> [ASSIGNMENT]: Reproduce the listing below character for character; drop every image.

> [RAW DATA]:
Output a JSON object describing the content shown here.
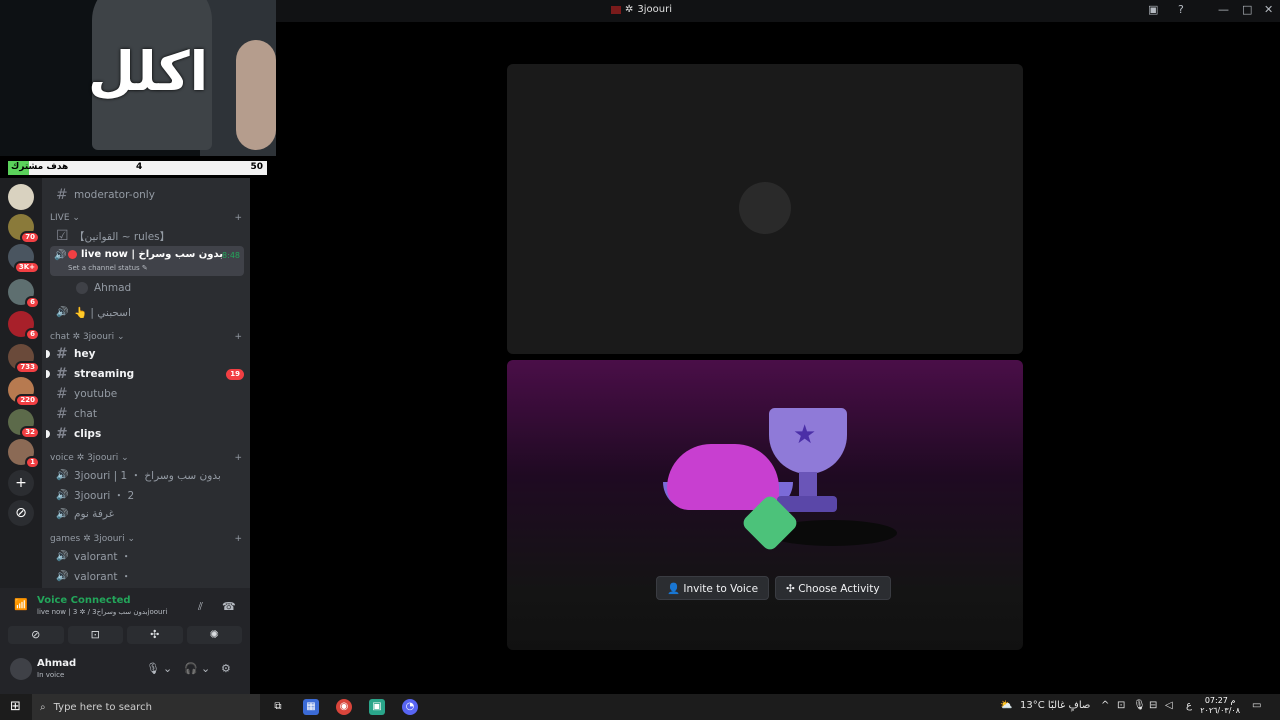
{
  "window": {
    "title": "3joouri",
    "title_prefix": "✲"
  },
  "webcam": {
    "overlay_text": "اكلل"
  },
  "goal": {
    "label": "هدف مشترك",
    "current": "4",
    "target": "50",
    "progress": 0.08
  },
  "servers": [
    {
      "badge": ""
    },
    {
      "badge": "70"
    },
    {
      "badge": "3K+"
    },
    {
      "badge": "6"
    },
    {
      "badge": "6"
    },
    {
      "badge": "733"
    },
    {
      "badge": "220"
    },
    {
      "badge": "32"
    },
    {
      "badge": "1"
    }
  ],
  "server_actions": {
    "add": "+",
    "explore": "⊘"
  },
  "channels": {
    "moderator": "moderator-only",
    "cat_live": "LIVE ⌄",
    "rules": "【القوانين ~ rules】",
    "live_now": {
      "name": "live now | بدون سب وسراخ",
      "status": "Set a channel status ✎",
      "time": "8:48"
    },
    "live_user": "Ahmad",
    "voice_extra": "👆 | اسحبني",
    "cat_chat": "chat ✲ 3joouri ⌄",
    "text": [
      {
        "name": "hey",
        "unread": true,
        "badge": ""
      },
      {
        "name": "streaming",
        "unread": true,
        "badge": "19"
      },
      {
        "name": "youtube",
        "unread": false,
        "badge": ""
      },
      {
        "name": "chat",
        "unread": false,
        "badge": ""
      },
      {
        "name": "clips",
        "unread": true,
        "badge": ""
      }
    ],
    "cat_voice": "voice ✲ 3joouri ⌄",
    "voice": [
      "3joouri | 1 ・ بدون سب وسراخ",
      "3joouri ・ 2",
      "غرفة نوم"
    ],
    "cat_games": "games ✲ 3joouri ⌄",
    "games": [
      "valorant ・",
      "valorant ・"
    ]
  },
  "voice_panel": {
    "title": "Voice Connected",
    "subtitle": "live now | 3 ✲ / بدون سب وسراخ3joouri"
  },
  "user": {
    "name": "Ahmad",
    "status": "In voice"
  },
  "stage": {
    "invite": "Invite to Voice",
    "activity": "Choose Activity"
  },
  "taskbar": {
    "search_placeholder": "Type here to search",
    "weather": "13°C  صافٍ غالبًا",
    "lang": "ع",
    "time": "07:27 م",
    "date": "٢٠٢٦/٠٣/٠٨"
  },
  "colors": {
    "accent_green": "#23a55a",
    "badge_red": "#f23f43",
    "sidebar_bg": "#2b2d31"
  }
}
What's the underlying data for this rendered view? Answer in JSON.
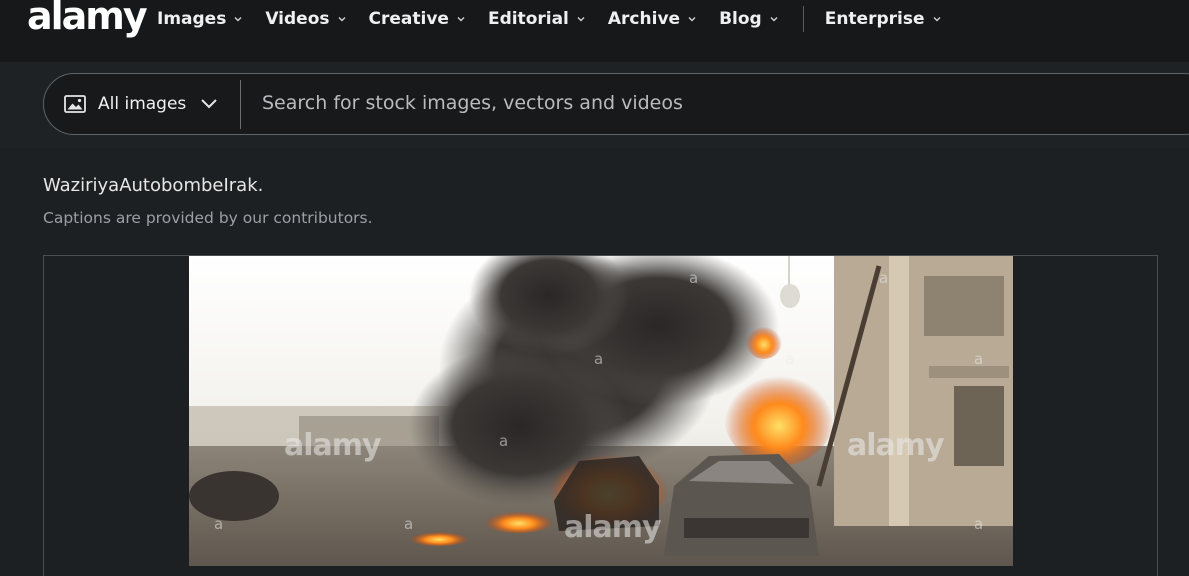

> [SOLUTION FOR THIS EXERCISE]:
Output a JSON object describing the content shown here.
{
  "window": {
    "title": "3joouri",
    "title_prefix": "✲"
  },
  "webcam": {
    "overlay_text": "اكلل"
  },
  "goal": {
    "label": "هدف مشترك",
    "current": "4",
    "target": "50",
    "progress": 0.08
  },
  "servers": [
    {
      "badge": ""
    },
    {
      "badge": "70"
    },
    {
      "badge": "3K+"
    },
    {
      "badge": "6"
    },
    {
      "badge": "6"
    },
    {
      "badge": "733"
    },
    {
      "badge": "220"
    },
    {
      "badge": "32"
    },
    {
      "badge": "1"
    }
  ],
  "server_actions": {
    "add": "+",
    "explore": "⊘"
  },
  "channels": {
    "moderator": "moderator-only",
    "cat_live": "LIVE ⌄",
    "rules": "【القوانين ~ rules】",
    "live_now": {
      "name": "live now | بدون سب وسراخ",
      "status": "Set a channel status ✎",
      "time": "8:48"
    },
    "live_user": "Ahmad",
    "voice_extra": "👆 | اسحبني",
    "cat_chat": "chat ✲ 3joouri ⌄",
    "text": [
      {
        "name": "hey",
        "unread": true,
        "badge": ""
      },
      {
        "name": "streaming",
        "unread": true,
        "badge": "19"
      },
      {
        "name": "youtube",
        "unread": false,
        "badge": ""
      },
      {
        "name": "chat",
        "unread": false,
        "badge": ""
      },
      {
        "name": "clips",
        "unread": true,
        "badge": ""
      }
    ],
    "cat_voice": "voice ✲ 3joouri ⌄",
    "voice": [
      "3joouri | 1 ・ بدون سب وسراخ",
      "3joouri ・ 2",
      "غرفة نوم"
    ],
    "cat_games": "games ✲ 3joouri ⌄",
    "games": [
      "valorant ・",
      "valorant ・"
    ]
  },
  "voice_panel": {
    "title": "Voice Connected",
    "subtitle": "live now | 3 ✲ / بدون سب وسراخ3joouri"
  },
  "user": {
    "name": "Ahmad",
    "status": "In voice"
  },
  "stage": {
    "invite": "Invite to Voice",
    "activity": "Choose Activity"
  },
  "taskbar": {
    "search_placeholder": "Type here to search",
    "weather": "13°C  صافٍ غالبًا",
    "lang": "ع",
    "time": "07:27 م",
    "date": "٢٠٢٦/٠٣/٠٨"
  },
  "colors": {
    "accent_green": "#23a55a",
    "badge_red": "#f23f43",
    "sidebar_bg": "#2b2d31"
  }
}
What's the underlying data for this rendered view? Answer in JSON.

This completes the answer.